The first question we must ask about the Government's priorities is whether they have the money to spend on the BNOC and 51 per cent. nationalisation. If they have the money or can raise it, why in every other sector are cuts being made which will create severe hardship to the nation and increase unemploy- ment? If the Government have the money or can raise it, why cannot it be spent in areas of the economy where it will be cost-effective and contribute towards solving our problems rather than aggravating them?

We are about to get the Government's White Paper on public expenditure up to 1980. What allocation will be made for financing 51 per cent. nationalisation and the BNOC? We have heard today of supplementary estimates for Government expenditure in the period from the Budget to the end of the year. The House will be asked to grant another £3,000 million for excessive Government spending above the Budget forecasts. That takes no account of the money that will be required to set up the BNOC and to pay for the nationalisation of 51 per cent. of North Sea interests. That is still to come.

The Government should be censured for their misguided priorities. There is no money available for the extension of nationalisation. Even if money wet-0 available, it could be used more effectively in other areas. An area in which such vast expenditure could be used beneficially is the promotion of energy conservation. If we have this money to spend on nationalisation which will produce no benefits, why should it not be spent on encouraging the more economical use of energy?

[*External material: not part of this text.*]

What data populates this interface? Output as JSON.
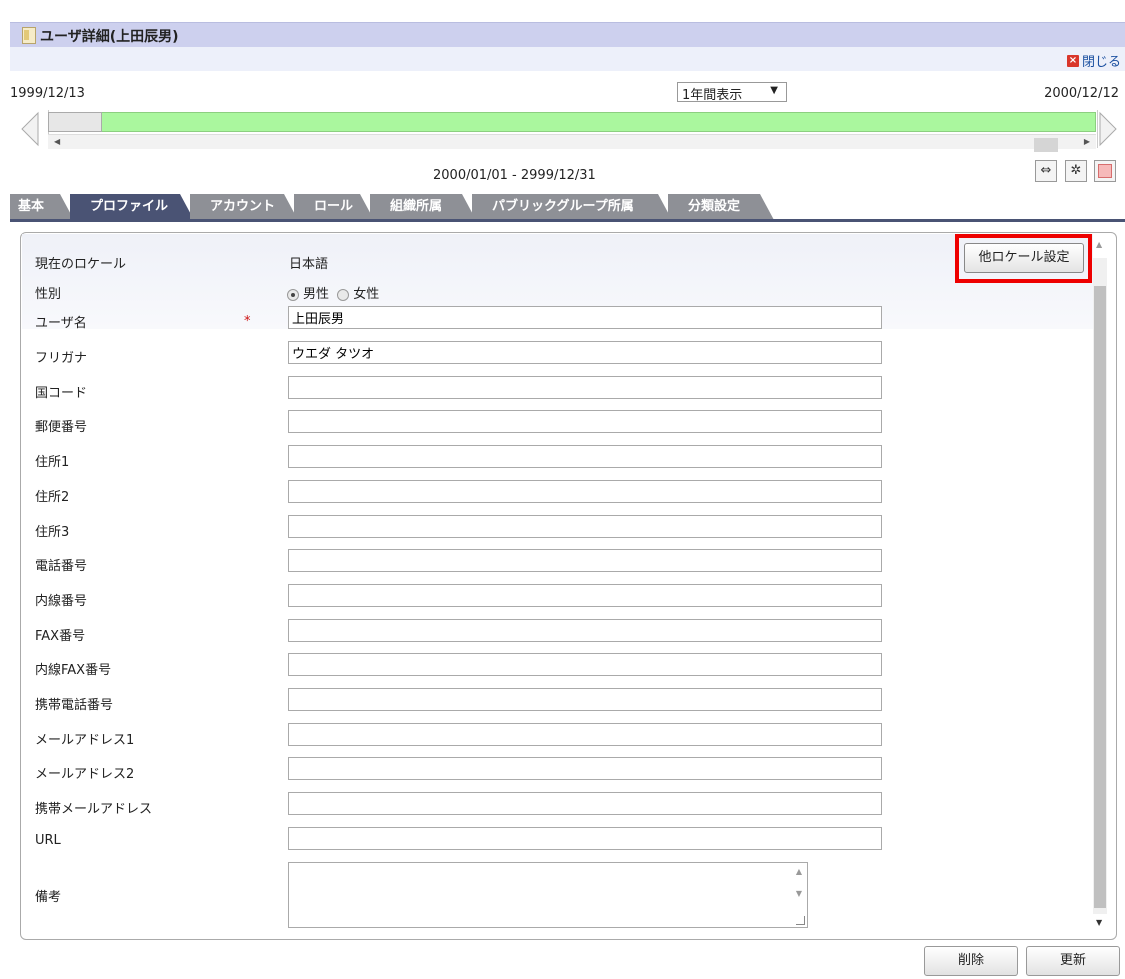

We are continually told that there is no money available to provide incentives for thermal insulation, or to provide incentives to industry to re-equip with energy-saving machines. We are continually told that there is no money available to improve the efficiency of the electricity generating system so that some of the waste can be utilised. We are continually told that there is no money available for research and development on securing the rational use of energy. Yet all that expenditure would be cost-effective: it would produce direct benefits to the national economy. It would pay for itself over a period, because it would allow us to consume less energy, thereby directly benefiting the balance of payments position and allowing us to deplete our finite resources less quickly. Moreover, an allocation of capital to the more efficient use of our energy resources would save public expenditure on financing increased capacity.

We shall increase the nation's crisis it we allow this money to be spent upon BNOC and 51 per cent. nationalisation. We shall increase unemployment and inflation. If the money is available, as the Government maintain, by spending it elsewhere we can improve the ability of the nation to get back on its feet.

The Government have made no attempt to assess the priorities. They are not interested in an energy strategy or in allocating national resources in such a way that the nation as a whole will gain the most benefit. If they were, they would drop the proposals for setting up a wasteful and unnecessary nationalised industry in the oil sector and use the funds elsewhere.

The Select Committee on Science and Technology has shown how energy conservation would produce direct benefits to the economy. If the Secretary of State for Energy has these thousands of millions of pounds to spend on North Sea participation, he should seriously consider whether the money could not be better spent in the national interest elsewhere. Even if the British economy were doing well and we were not suffering from a financial crisis, high inflation and rising unemployment, the Government's policy for the North Sea would be unjustifiable, misguided, dangerous and damaging. At this time it is absolutely suicidal. I regard it as a criminal misappropriation of taxpayers' money. We have these hugely expensive nationalisation plans, for which there is a blank cheque. I regard it as deliberate sabotage of Britain's prospects for economic survival.